Use social media to create demand from both sides. Find creative ways to reach both groups of people. You might just have to maximize your efforts on your social media properties, or in some cases might have to create separate social approaches to each.

But be creative, and don’t tell me social media won’t work for you. Understand that you have two separate audiences and you can go after both of them.

Have you found any creative ways of getting your end-users to advocate for you?

Image: Andy Carvin via Flickr, CC 2.0
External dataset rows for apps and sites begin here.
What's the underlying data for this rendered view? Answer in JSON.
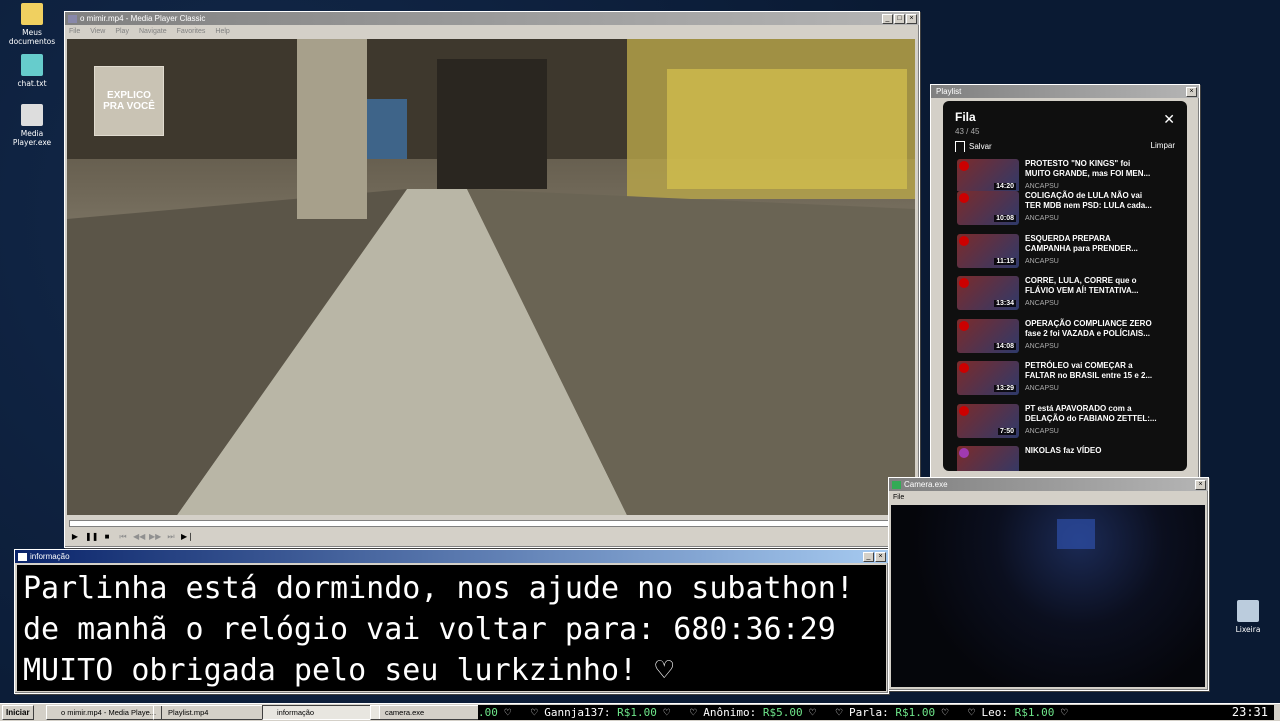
{
  "desktop_icons": [
    {
      "label": "Meus documentos",
      "icon": "folder-icon"
    },
    {
      "label": "chat.txt",
      "icon": "notepad-icon"
    },
    {
      "label": "Media Player.exe",
      "icon": "media-player-icon"
    },
    {
      "label": "Lixeira",
      "icon": "recycle-bin-icon"
    }
  ],
  "mpc": {
    "title": "o mimir.mp4 - Media Player Classic",
    "menu": [
      "File",
      "View",
      "Play",
      "Navigate",
      "Favorites",
      "Help"
    ],
    "logo_text_1": "EXPLICO",
    "logo_text_2": "PRA VOCÊ"
  },
  "playlist": {
    "window_title": "Playlist",
    "heading": "Fila",
    "count": "43 / 45",
    "save_label": "Salvar",
    "clear_label": "Limpar",
    "items": [
      {
        "title_1": "PROTESTO \"NO KINGS\" foi",
        "title_2": "MUITO GRANDE, mas FOI MEN...",
        "channel": "ANCAPSU",
        "duration": "14:20"
      },
      {
        "title_1": "COLIGAÇÃO de LULA NÃO vai",
        "title_2": "TER MDB nem PSD: LULA cada...",
        "channel": "ANCAPSU",
        "duration": "10:08"
      },
      {
        "title_1": "ESQUERDA PREPARA",
        "title_2": "CAMPANHA para PRENDER...",
        "channel": "ANCAPSU",
        "duration": "11:15"
      },
      {
        "title_1": "CORRE, LULA, CORRE que o",
        "title_2": "FLÁVIO VEM AÍ! TENTATIVA...",
        "channel": "ANCAPSU",
        "duration": "13:34"
      },
      {
        "title_1": "OPERAÇÃO COMPLIANCE ZERO",
        "title_2": "fase 2 foi VAZADA e POLÍCIAIS...",
        "channel": "ANCAPSU",
        "duration": "14:08"
      },
      {
        "title_1": "PETRÓLEO vai COMEÇAR a",
        "title_2": "FALTAR no BRASIL entre 15 e 2...",
        "channel": "ANCAPSU",
        "duration": "13:29"
      },
      {
        "title_1": "PT está APAVORADO com a",
        "title_2": "DELAÇÃO do FABIANO ZETTEL:...",
        "channel": "ANCAPSU",
        "duration": "7:50"
      },
      {
        "title_1": "NIKOLAS faz VÍDEO",
        "title_2": "",
        "channel": "",
        "duration": ""
      }
    ]
  },
  "info": {
    "title": "informação",
    "line1": "Parlinha está dormindo, nos ajude no subathon!",
    "line2": "de manhã o relógio vai voltar para:  680:36:29",
    "line3": "MUITO obrigada pelo seu lurkzinho! ♡"
  },
  "camera": {
    "title": "Camera.exe",
    "menu_file": "File"
  },
  "taskbar": {
    "start_label": "Iniciar",
    "tasks": [
      {
        "label": "o mimir.mp4 - Media Playe..."
      },
      {
        "label": "Playlist.mp4"
      },
      {
        "label": "informação"
      },
      {
        "label": "camera.exe"
      }
    ],
    "ticker": [
      {
        "name": "",
        "amount": ".00"
      },
      {
        "name": "Gannja137:",
        "amount": "R$1.00"
      },
      {
        "name": "Anônimo:",
        "amount": "R$5.00"
      },
      {
        "name": "Parla:",
        "amount": "R$1.00"
      },
      {
        "name": "Leo:",
        "amount": "R$1.00"
      }
    ],
    "heart": "♡",
    "clock": "23:31"
  }
}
Ken Mueller is the owner of Inkling Media, a Social Media and Inbound Marketing sole proprietorship in Lancaster, Pa. In addition to being the hippest cat on the planet, Ken loves working with small businesses and non-profits. He also loves sports, music, and reading. He can be found working from his front porch with his trusty sidekick, Shadow, a 100-lb Chocolate Lab.